Wednesday, July 16, 2014

Send these, the homeless, tempest-tossed to me

El Señor hace nulo el consejo de las naciones; frustra los designios de los pueblos.El consejo del Señor permanece para siempre, los designios de su corazón de generación en generación. Salmos 33:10, 11

The LORD brings the will of the nations to naught; He thwarts the designs of the peoples. But the LORD’S will stands fast forever, and the designs of His heart from age to age. Psalm 33:10-11

I want you to know, brothers and sisters, that what has happened to me has really served to advance the gospel… Philippians 1:12

Some of us teacher types got talking about the “what doesn’t kill you only makes you stronger” quote yesterday, as we walked over to the Poetry Center after lunch. And this used-to-be-Mormon-then-Jehovah’s-Witness-now-agnostic friend said that she hated that quote because then it makes all of the evil in world seem purposeful, laid at the feet of some helpless or uncompassionate god.

And it is really difficult to ignore the Bleak House in which we live, especially with the current tag team of Palestine, Iraq and border children, when I have so many connecting heartstrings to each of these situations, in a long line of situations tracing its way through history.

And yet, somehow the heart deep down believes in the supracultural understandings of justice, mercy, grace, kindness. And love. This morning NPR radio played a previously recorded interview with an elderly Afghanistan writer whose book of short stories was first published when he was 79 years old.  And there was a sweetness in his voice even as he detailed life among war-torn tribes.

And Week magazine, my source of all short snippets of relevance, included a summary from a recent study published in Science 2.0:
WHILE MILITANT ATHEISTS like Richard Dawkins may be convinced God doesn’t exist, God, if he is around, may be amused to find that atheists might not exist.
    Cognitive scientists are becoming increasingly aware that a metaphysical outlook may be so deeply ingrained in human thought processes that it cannot be expunged.
    While this idea may seem outlandish—after all, it seems easy to decide not to believe in God—evidence from several disciplines indicates that what you actually believe is not a decision you make for yourself. Your fundamental beliefs are decided by much deeper levels of consciousness, and some may well be more or less set in stone. 
    This line of thought has led to some scientists claiming that “atheism is psychologically impossible because of the way humans think,” says Graham Lawton, an avowed atheist himself, writing in the New Scientist. “They point to studies showing, for example, that even people who claim to be committed atheists tacitly hold religious beliefs, such as the existence of an immortal soul.”
And while the rocket's red glare, and the bombs bursting in air are certainly part of our human experience, there are also the signs of image-bearing at our deeply engrained levels of consciousness everywhere I turn, patiently offering up iodine-swabbed veins at the Red Cross Blood Donation Center, quietly filling the Community Food Bank box at Sprouts, and even the palpable heartbreak is evidence of His love so lifted up being part of who we are.

And this is the gospel, the good news, that each of us is beloved and children of the God Who so loved the world, and that His will stands forever.

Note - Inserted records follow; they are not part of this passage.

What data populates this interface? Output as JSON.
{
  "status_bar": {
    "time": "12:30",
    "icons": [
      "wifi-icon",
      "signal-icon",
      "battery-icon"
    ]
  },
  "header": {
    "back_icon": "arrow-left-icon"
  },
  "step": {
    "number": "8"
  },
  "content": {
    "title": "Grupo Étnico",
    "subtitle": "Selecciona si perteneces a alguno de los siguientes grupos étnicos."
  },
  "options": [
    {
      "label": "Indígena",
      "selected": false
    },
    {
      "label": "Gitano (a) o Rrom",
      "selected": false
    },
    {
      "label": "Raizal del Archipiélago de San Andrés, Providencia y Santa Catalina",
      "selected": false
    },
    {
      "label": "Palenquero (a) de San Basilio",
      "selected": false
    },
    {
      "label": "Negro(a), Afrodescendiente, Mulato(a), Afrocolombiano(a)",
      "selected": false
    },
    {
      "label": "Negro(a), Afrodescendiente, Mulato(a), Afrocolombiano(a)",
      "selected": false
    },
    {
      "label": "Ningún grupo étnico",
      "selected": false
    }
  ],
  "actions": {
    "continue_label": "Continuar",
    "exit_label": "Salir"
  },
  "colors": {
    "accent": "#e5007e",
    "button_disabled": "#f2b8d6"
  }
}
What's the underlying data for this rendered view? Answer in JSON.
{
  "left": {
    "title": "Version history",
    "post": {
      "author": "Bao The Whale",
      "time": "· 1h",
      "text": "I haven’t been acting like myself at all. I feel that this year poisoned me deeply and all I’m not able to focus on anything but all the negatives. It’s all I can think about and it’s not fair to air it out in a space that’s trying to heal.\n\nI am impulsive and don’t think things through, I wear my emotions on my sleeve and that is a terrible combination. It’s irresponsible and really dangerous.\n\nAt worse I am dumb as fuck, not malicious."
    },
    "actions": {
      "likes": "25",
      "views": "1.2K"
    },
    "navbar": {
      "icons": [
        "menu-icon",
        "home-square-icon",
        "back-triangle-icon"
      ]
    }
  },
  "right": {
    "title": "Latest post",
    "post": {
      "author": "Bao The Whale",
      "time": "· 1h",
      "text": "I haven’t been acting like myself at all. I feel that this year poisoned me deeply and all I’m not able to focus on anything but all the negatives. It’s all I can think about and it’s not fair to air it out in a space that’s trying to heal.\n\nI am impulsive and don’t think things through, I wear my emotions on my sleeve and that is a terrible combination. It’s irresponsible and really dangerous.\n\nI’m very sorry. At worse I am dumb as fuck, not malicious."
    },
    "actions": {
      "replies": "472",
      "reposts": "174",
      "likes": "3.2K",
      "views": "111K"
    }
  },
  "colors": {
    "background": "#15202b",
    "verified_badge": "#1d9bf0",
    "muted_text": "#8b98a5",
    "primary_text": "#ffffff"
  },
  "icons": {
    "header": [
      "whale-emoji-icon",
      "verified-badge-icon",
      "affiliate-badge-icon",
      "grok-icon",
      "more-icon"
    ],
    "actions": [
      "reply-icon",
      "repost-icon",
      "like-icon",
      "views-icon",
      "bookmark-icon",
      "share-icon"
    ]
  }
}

And each of us is the design of His heart from age to age.

And today may I be that good news as I live through this day, noticing one at a time the huddled masses yearning to breathe free, with eager expectation and hope and in full courage now as always Christ will be honored in my body, whether by life or by death.